typeface design selection word spacing speech. See verbal language Spiece, Jim spine, typeface character Spivey, Julie spur, typeface character square (slab) serif typeface design stacked caps stem, typeface character Stoltze Design stress, typeface character Studio Blue style sheets, formatting stylistic sets, OpenType fonts Suburban Sumeria super families and systems mixing typefaces selection process SVP Partners swash OpenType fonts refinement typeface character symbol fonts, web-safe symbols, sounds and, type development
T tablets, type on the web
tabular figures tabular to proportional shortcut, figures tail, typeface character Tangent Taylor, Kari technology fonts mechanization photocomposition type development Teknik Terminal Design terminal (finial), typeface character Terry Shop test document, DIY typeface design text, display typeface and mixing typefaces selection process texture, typeface design selection text wrap. See wrap-around type (run around or text wrap) Thompson, Kristen Thompson, Mark Thorn, Kelly Thursby, Stuart Times (London newspaper) Times New Roman tinted initial letters, refinement tints, hierarchy and emphasis techniques titling fonts typeface design tracking, spacing considerations
Trade Gothic Trade Gothic Bold Trade Gothic Condensed trademark symbol Trajan’s Column transitional serif typeface design Trebuchet Trilon type family Triplex Trollbäck, Jakob TrueType fonts tweaking, logos, scaling, kerning 20th-century grotesque sans serif typeface design two-storey “a”s and “g”s type, historical perspective type color, typeface selection typeface font compared identification of typeface change, hierarchy and emphasis technique typeface design. See also DIY typeface design; mixing typefaces categorization blackletter decorative and display handwriting opticals and size-sensitive fonts sans serif typeface design scripts serif typeface design titling fonts
change in, hierarchy and emphasis technique character parts overview selection process (See also selection process) type size, formatting typeface selection. See selection process type grouping (typographic theory of proximity) type in motion. See kinetic typography Type 1 (PostScript) fonts type on the web cascading style sheets color column depth column width/line length font style hierarchy line breaks multiple devices punctuation recommendations type as graphic type size web fonts web-safe fonts type size formatting hierarchy and emphasis techniques readability spacing considerations typeface selection
type on the web type specimen books type super families and systems mixing typefaces selection process typewriter typographic checklist, utility of typographic hierarchy. See hierarchy and emphasis typographic illustration, typeface selection typographic theory of proximity typos

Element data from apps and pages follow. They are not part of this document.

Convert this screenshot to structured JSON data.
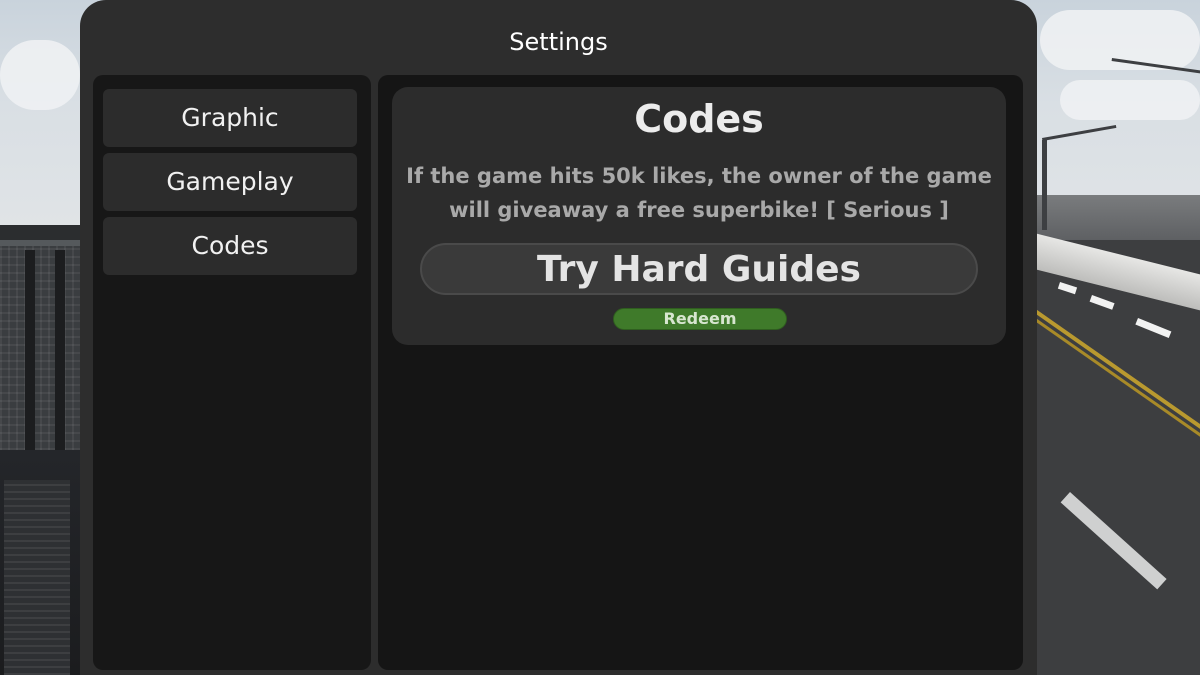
{
  "window": {
    "title": "Settings"
  },
  "sidebar": {
    "tabs": [
      {
        "label": "Graphic"
      },
      {
        "label": "Gameplay"
      },
      {
        "label": "Codes"
      }
    ]
  },
  "codes": {
    "title": "Codes",
    "description_line1": "If the game hits 50k likes, the owner of the game",
    "description_line2": "will giveaway a free superbike!  [ Serious ]",
    "input_value": "Try Hard Guides",
    "redeem_label": "Redeem"
  },
  "colors": {
    "window_bg": "#2d2d2d",
    "panel_bg": "#151515",
    "card_bg": "#2c2c2c",
    "redeem_green": "#3f7a2a"
  }
}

U U&Ic (journal) underscores, hierarchy and emphasis technique Unger, Gerard Univers
V van Bronkhorst, Mark Vanderbyl, Michael VanderLans, Rudy verbal language hierarchy and emphasis visual language transition Verdana Verheul, Peter vertical alignment, fine-tuning Vesta visual language, verbal language transition

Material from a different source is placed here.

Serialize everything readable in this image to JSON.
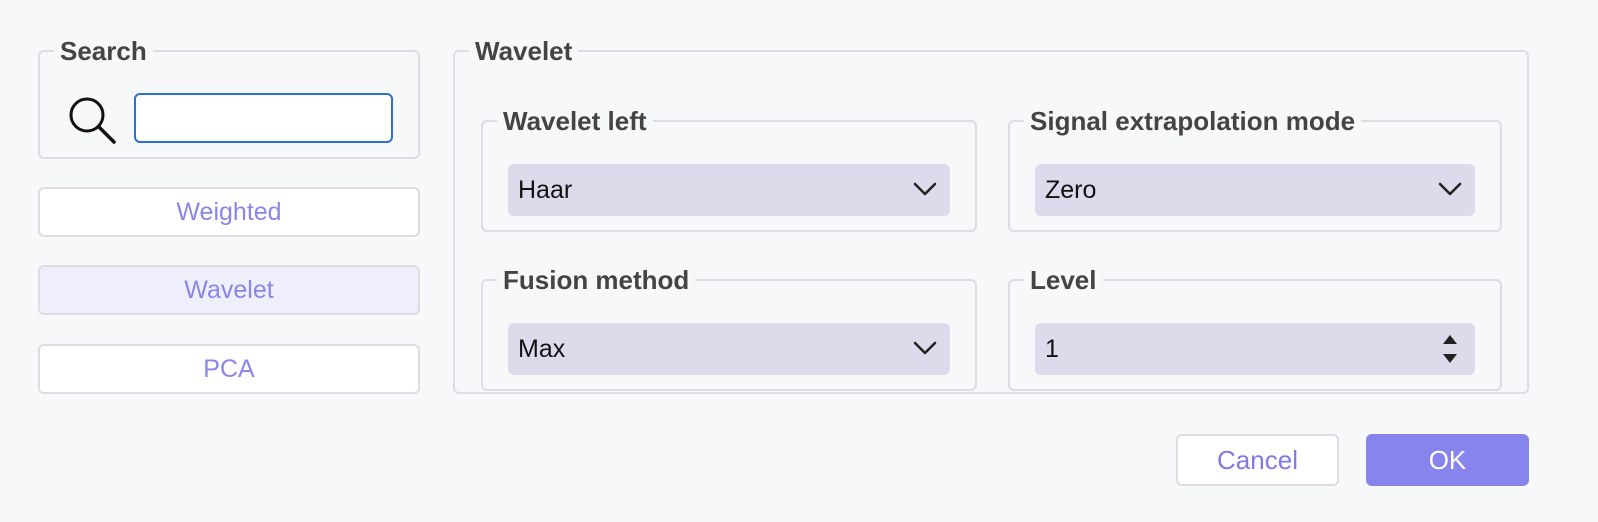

Vrontikis Design Office VSA Partners, Inc.
W Wagoner, Michaela Warnock Pro Opticals: Caption, Regular, Subhead, and Display Webdings web fonts availability of services for type on the web web-safe fonts, type on the web weight contrast, mixing typefaces white space, rags white space rivers formatting type on the web widows, fine-tuning width contrasting, mixing typefaces hierarchy and emphasis techniques Wilma Wingdings word spacing wrap-around type (run around or text wrap) alignment, formatting initial letters
x-height typeface character type size formatting
Y Yonis, Milgo
Z Zapf, Hermann Zemke, Deborah